### [EXERCISE BRIEF]
The entries shown next need to be written again word for word.
*** SOURCE DATA Section Begins ***
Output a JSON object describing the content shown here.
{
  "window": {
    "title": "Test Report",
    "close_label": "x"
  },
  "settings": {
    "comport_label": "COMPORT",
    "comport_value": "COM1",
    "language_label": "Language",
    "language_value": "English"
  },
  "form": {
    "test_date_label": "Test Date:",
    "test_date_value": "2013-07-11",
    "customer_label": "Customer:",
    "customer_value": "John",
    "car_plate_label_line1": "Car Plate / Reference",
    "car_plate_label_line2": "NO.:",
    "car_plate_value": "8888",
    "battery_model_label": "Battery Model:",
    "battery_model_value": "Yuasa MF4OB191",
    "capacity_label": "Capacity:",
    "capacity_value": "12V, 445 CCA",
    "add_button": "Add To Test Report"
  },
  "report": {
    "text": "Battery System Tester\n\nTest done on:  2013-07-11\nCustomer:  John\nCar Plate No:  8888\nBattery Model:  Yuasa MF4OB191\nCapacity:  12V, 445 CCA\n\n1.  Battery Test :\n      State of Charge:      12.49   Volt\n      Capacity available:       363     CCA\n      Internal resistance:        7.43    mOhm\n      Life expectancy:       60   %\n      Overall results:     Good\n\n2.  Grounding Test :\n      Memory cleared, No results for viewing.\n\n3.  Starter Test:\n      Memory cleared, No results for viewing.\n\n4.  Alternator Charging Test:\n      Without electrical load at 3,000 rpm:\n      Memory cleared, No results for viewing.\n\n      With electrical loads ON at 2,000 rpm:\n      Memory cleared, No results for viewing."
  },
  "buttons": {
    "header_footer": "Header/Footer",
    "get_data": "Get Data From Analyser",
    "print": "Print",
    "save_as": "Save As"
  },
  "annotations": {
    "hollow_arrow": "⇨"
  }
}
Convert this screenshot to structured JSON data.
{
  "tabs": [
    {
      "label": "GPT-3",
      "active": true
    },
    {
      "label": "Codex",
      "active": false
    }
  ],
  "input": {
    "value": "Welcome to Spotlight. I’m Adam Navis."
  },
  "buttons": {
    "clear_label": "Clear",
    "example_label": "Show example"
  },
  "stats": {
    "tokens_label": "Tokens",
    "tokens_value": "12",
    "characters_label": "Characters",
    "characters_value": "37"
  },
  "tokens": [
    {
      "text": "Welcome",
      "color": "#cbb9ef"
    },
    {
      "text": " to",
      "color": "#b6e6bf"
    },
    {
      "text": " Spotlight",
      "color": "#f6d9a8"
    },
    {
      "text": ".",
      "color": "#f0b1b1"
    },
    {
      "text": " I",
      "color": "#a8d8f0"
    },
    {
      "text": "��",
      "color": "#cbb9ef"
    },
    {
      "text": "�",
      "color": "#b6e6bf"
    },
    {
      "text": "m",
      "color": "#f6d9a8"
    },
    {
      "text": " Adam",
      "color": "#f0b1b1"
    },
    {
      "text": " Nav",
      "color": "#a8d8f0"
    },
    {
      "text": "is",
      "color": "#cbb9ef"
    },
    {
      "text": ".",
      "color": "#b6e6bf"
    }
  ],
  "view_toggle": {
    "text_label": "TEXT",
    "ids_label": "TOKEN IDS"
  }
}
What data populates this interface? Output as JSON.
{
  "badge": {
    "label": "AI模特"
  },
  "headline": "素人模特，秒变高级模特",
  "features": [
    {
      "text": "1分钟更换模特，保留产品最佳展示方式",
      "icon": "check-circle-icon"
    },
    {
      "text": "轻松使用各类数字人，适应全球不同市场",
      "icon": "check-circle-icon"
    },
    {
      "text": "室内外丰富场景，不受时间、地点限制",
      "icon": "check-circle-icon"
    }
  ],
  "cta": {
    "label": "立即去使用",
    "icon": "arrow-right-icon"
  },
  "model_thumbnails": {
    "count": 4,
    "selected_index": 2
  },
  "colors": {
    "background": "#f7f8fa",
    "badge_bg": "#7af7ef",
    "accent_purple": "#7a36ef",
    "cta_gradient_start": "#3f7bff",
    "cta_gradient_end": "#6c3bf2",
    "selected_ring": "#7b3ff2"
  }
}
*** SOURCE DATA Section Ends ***
### [WRITTEN ANSWER]
Output a JSON object describing the content shown here.
{
  "window": {
    "title": "Test Report",
    "close_label": "x"
  },
  "settings": {
    "comport_label": "COMPORT",
    "comport_value": "COM1",
    "language_label": "Language",
    "language_value": "English"
  },
  "form": {
    "test_date_label": "Test Date:",
    "test_date_value": "2013-07-11",
    "customer_label": "Customer:",
    "customer_value": "John",
    "car_plate_label_line1": "Car Plate / Reference",
    "car_plate_label_line2": "NO.:",
    "car_plate_value": "8888",
    "battery_model_label": "Battery Model:",
    "battery_model_value": "Yuasa MF4OB191",
    "capacity_label": "Capacity:",
    "capacity_value": "12V, 445 CCA",
    "add_button": "Add To Test Report"
  },
  "report": {
    "text": "Battery System Tester\n\nTest done on:  2013-07-11\nCustomer:  John\nCar Plate No:  8888\nBattery Model:  Yuasa MF4OB191\nCapacity:  12V, 445 CCA\n\n1.  Battery Test :\n      State of Charge:      12.49   Volt\n      Capacity available:       363     CCA\n      Internal resistance:        7.43    mOhm\n      Life expectancy:       60   %\n      Overall results:     Good\n\n2.  Grounding Test :\n      Memory cleared, No results for viewing.\n\n3.  Starter Test:\n      Memory cleared, No results for viewing.\n\n4.  Alternator Charging Test:\n      Without electrical load at 3,000 rpm:\n      Memory cleared, No results for viewing.\n\n      With electrical loads ON at 2,000 rpm:\n      Memory cleared, No results for viewing."
  },
  "buttons": {
    "header_footer": "Header/Footer",
    "get_data": "Get Data From Analyser",
    "print": "Print",
    "save_as": "Save As"
  },
  "annotations": {
    "hollow_arrow": "⇨"
  }
}
Convert this screenshot to structured JSON data.
{
  "tabs": [
    {
      "label": "GPT-3",
      "active": true
    },
    {
      "label": "Codex",
      "active": false
    }
  ],
  "input": {
    "value": "Welcome to Spotlight. I’m Adam Navis."
  },
  "buttons": {
    "clear_label": "Clear",
    "example_label": "Show example"
  },
  "stats": {
    "tokens_label": "Tokens",
    "tokens_value": "12",
    "characters_label": "Characters",
    "characters_value": "37"
  },
  "tokens": [
    {
      "text": "Welcome",
      "color": "#cbb9ef"
    },
    {
      "text": " to",
      "color": "#b6e6bf"
    },
    {
      "text": " Spotlight",
      "color": "#f6d9a8"
    },
    {
      "text": ".",
      "color": "#f0b1b1"
    },
    {
      "text": " I",
      "color": "#a8d8f0"
    },
    {
      "text": "��",
      "color": "#cbb9ef"
    },
    {
      "text": "�",
      "color": "#b6e6bf"
    },
    {
      "text": "m",
      "color": "#f6d9a8"
    },
    {
      "text": " Adam",
      "color": "#f0b1b1"
    },
    {
      "text": " Nav",
      "color": "#a8d8f0"
    },
    {
      "text": "is",
      "color": "#cbb9ef"
    },
    {
      "text": ".",
      "color": "#b6e6bf"
    }
  ],
  "view_toggle": {
    "text_label": "TEXT",
    "ids_label": "TOKEN IDS"
  }
}
What data populates this interface? Output as JSON.
{
  "badge": {
    "label": "AI模特"
  },
  "headline": "素人模特，秒变高级模特",
  "features": [
    {
      "text": "1分钟更换模特，保留产品最佳展示方式",
      "icon": "check-circle-icon"
    },
    {
      "text": "轻松使用各类数字人，适应全球不同市场",
      "icon": "check-circle-icon"
    },
    {
      "text": "室内外丰富场景，不受时间、地点限制",
      "icon": "check-circle-icon"
    }
  ],
  "cta": {
    "label": "立即去使用",
    "icon": "arrow-right-icon"
  },
  "model_thumbnails": {
    "count": 4,
    "selected_index": 2
  },
  "colors": {
    "background": "#f7f8fa",
    "badge_bg": "#7af7ef",
    "accent_purple": "#7a36ef",
    "cta_gradient_start": "#3f7bff",
    "cta_gradient_end": "#6c3bf2",
    "selected_ring": "#7b3ff2"
  }
}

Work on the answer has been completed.